• Materials provided:
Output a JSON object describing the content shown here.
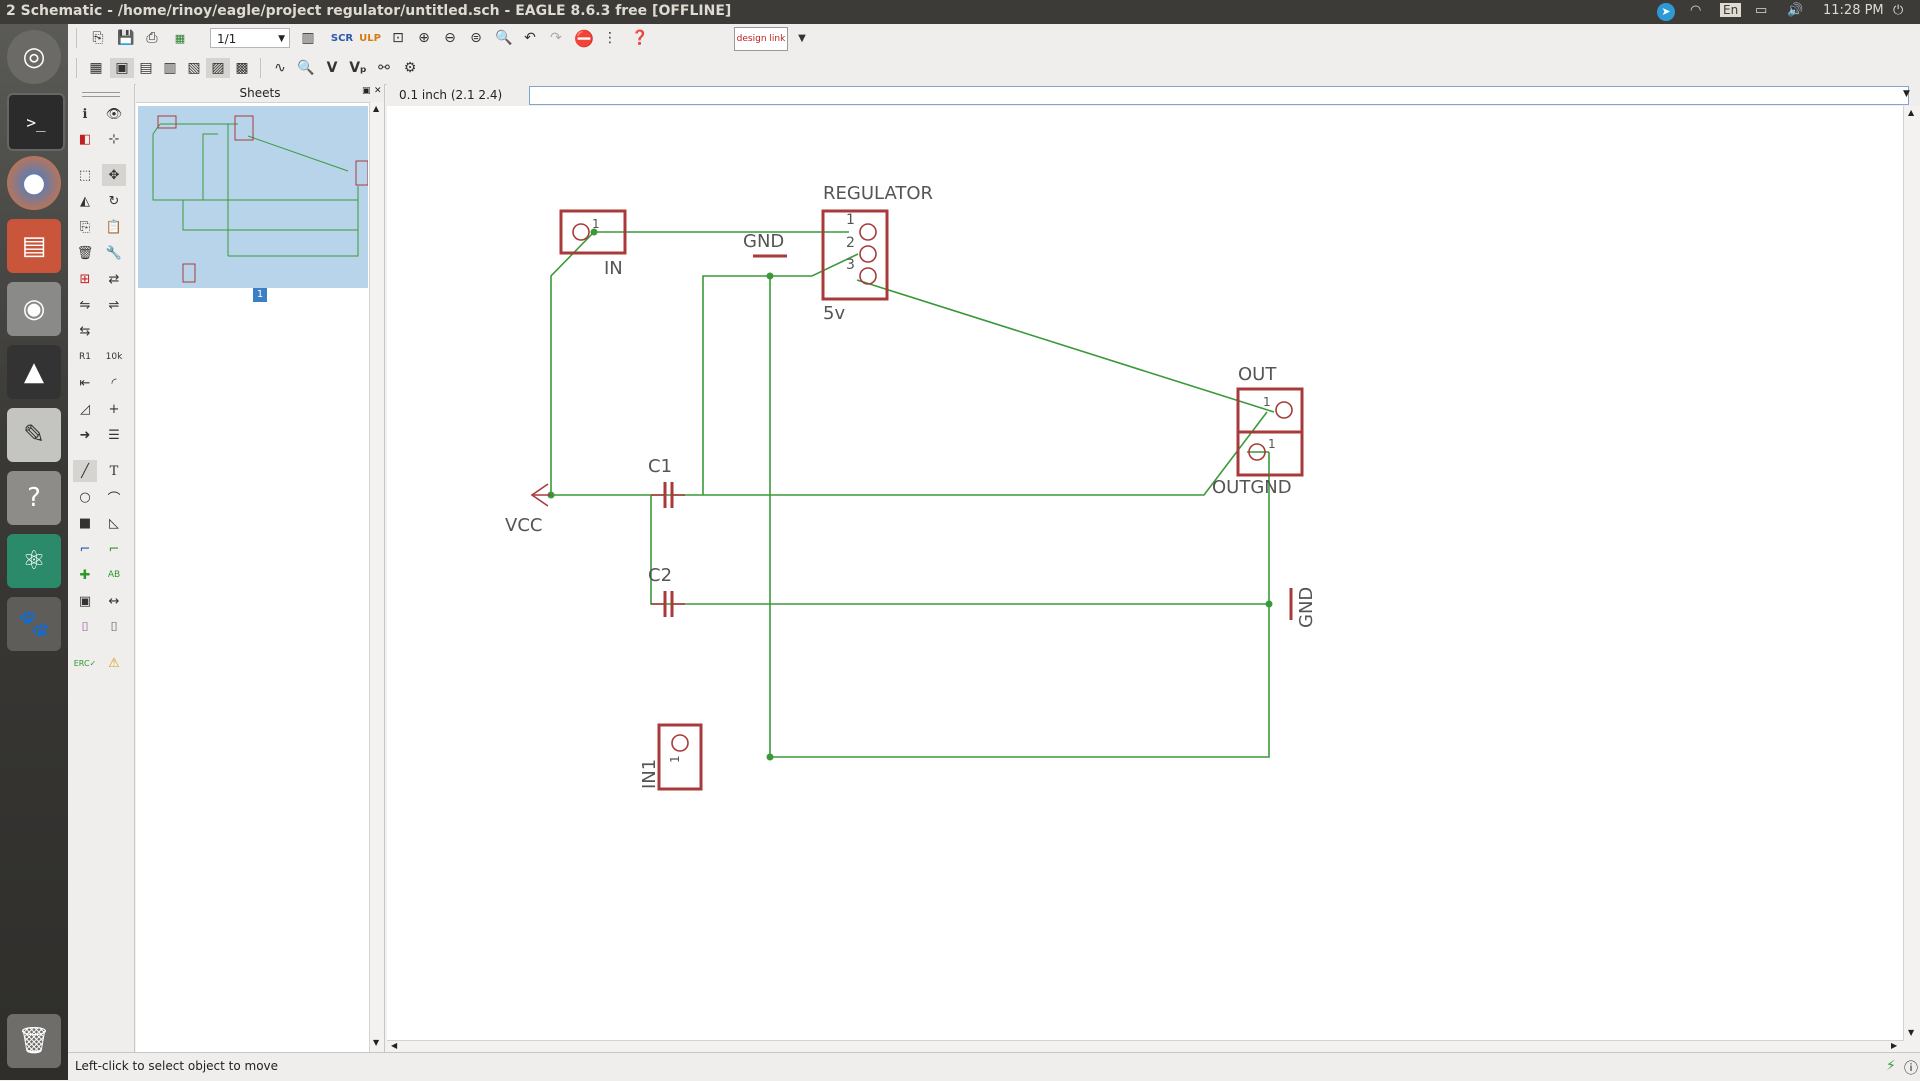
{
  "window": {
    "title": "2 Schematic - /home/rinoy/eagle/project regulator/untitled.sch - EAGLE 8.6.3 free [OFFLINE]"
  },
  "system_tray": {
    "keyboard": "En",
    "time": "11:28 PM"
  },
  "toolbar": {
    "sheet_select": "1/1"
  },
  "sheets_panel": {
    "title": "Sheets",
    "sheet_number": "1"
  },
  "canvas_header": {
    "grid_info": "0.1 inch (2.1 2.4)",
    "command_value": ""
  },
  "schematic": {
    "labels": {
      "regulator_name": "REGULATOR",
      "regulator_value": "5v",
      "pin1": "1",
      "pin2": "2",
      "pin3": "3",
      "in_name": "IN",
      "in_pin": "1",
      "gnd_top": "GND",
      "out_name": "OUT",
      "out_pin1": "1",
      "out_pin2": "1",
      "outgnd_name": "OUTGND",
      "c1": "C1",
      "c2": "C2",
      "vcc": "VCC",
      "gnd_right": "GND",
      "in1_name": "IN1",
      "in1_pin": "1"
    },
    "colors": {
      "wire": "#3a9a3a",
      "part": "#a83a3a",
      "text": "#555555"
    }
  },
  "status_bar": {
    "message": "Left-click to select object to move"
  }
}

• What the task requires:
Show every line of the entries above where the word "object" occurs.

• Output for this exercise:
Output a JSON object describing the content shown here.
    "message": "Left-click to select object to move"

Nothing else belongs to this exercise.